YD> Obviously the 70s period detail had to look right. I knew exactly how I wanted the night scenes to look but it took a while to find a look for the daytime. We decided to mix formats, so we shot on 16mm during the day and digital at night, all on anamorphic lenses. At the risk of being technical and boring, on the 16mm we used 1.3 squeeze anamorphics on Hawk lenses from Germany. On the digital we used 2x squeeze because of the size of the image and the speeds were different.
My references weren’t 70s movies. They were things like early Walter Hill films: The Driver, The Warriors. There was a bit of Melville’s The Army of Shadows too. That’s a film about the German occupation of Paris. There’s an amazing scene where the group find that there’s a collaborator in their midst; they take him to an outhouse where they’re going to execute him. They can’t shoot him so they’re discussing how to kill him, with him sitting there in the room. He’s their friend and he understands that he’s got to go because he’s been collaborating with the Germans. They choke him to death and it’s an extremely harrowing scene that will always stay with me. I used that as a reference when I came onto this film because there is so much humanity in it. It shows people in extraordinary circumstances, who would never have chosen to get drawn into a war and who are trying to work out how far they will go for their cause.

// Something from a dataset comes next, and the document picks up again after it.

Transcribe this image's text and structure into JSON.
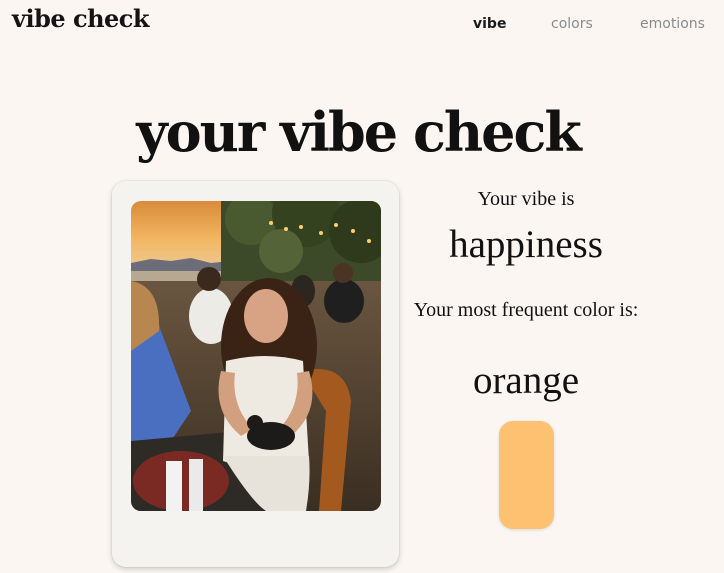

There have been two masterpieces in recent years, Bloody Sunday and Hunger, and because these two films exist they allow mine to exist. They had to come first, in a way, because they had to tell true stories. Mine is a piece of fiction. I’m not taking anyone to school, we’re not a voice for any side’s political views. We try to show everyone’s point of view and we try to humanise everyone.
LBB> I’m assuming that a lot of your cast had some sort of personal connection with The Troubles? How was it working with people who had very raw first or second hand memories of the situation you were depicting?
YD> Generations have been affected. It’s quite profound and you have a responsibility not to exploit these people’s recent history in order to make an exciting film. It’s extraordinary what they brought to the table, lots of anecdotes and personal stories. Even the composer who I worked with, David Holmes, grew up in Belfast. He got on board and introduced me to a lot of people.
I went over and met people who were active on both sides as well as families of victims. I went to public inquests. I immersed myself to try and get the texture. You have a responsibility and a duty to do that.
LBB> I was going to ask you about the response at the Berlin film festival, but now you’ve said that I’m really keen to know what the reaction has been from the cast and the people of Belfast.
YD> David loves it. We’ve become very good friends now and he’s an amazing collaborator and a champion of the film. The cast who have seen it seem to be connecting with it. I haven’t had a screening in Belfast yet because of release issues and festival premieres, but that’s the next step. I think that will be the most intimidating, scariest screening of the whole film.
At Berlin I was really overwhelmed by the response. I didn’t know how it would go across, but we felt that it was good and that the story was really universal, but you just don’t know if foreign press will connect. But they loved it – from Scandinavia to Latin America. Australia bought the film. It’s going to have a theatrical release across the world.
LBB> What does 2014 hold for you?
YD> I want to get my head down and shoot some commercials. I want to push that side of my game now. I’m not going to shoot a film this year; I just want to work as much as I can with Stink this year. I want to turn my hand to different things, learn different techniques and re-charge my batteries a bit. I love long form but they’re a big old commitment! You can’t just go from one to the next. There’s something about commercials that gives you energy, you can try different things. I need that stimuli, so that’s what I want to do now, for the next 18 months or so, if they’ll have me.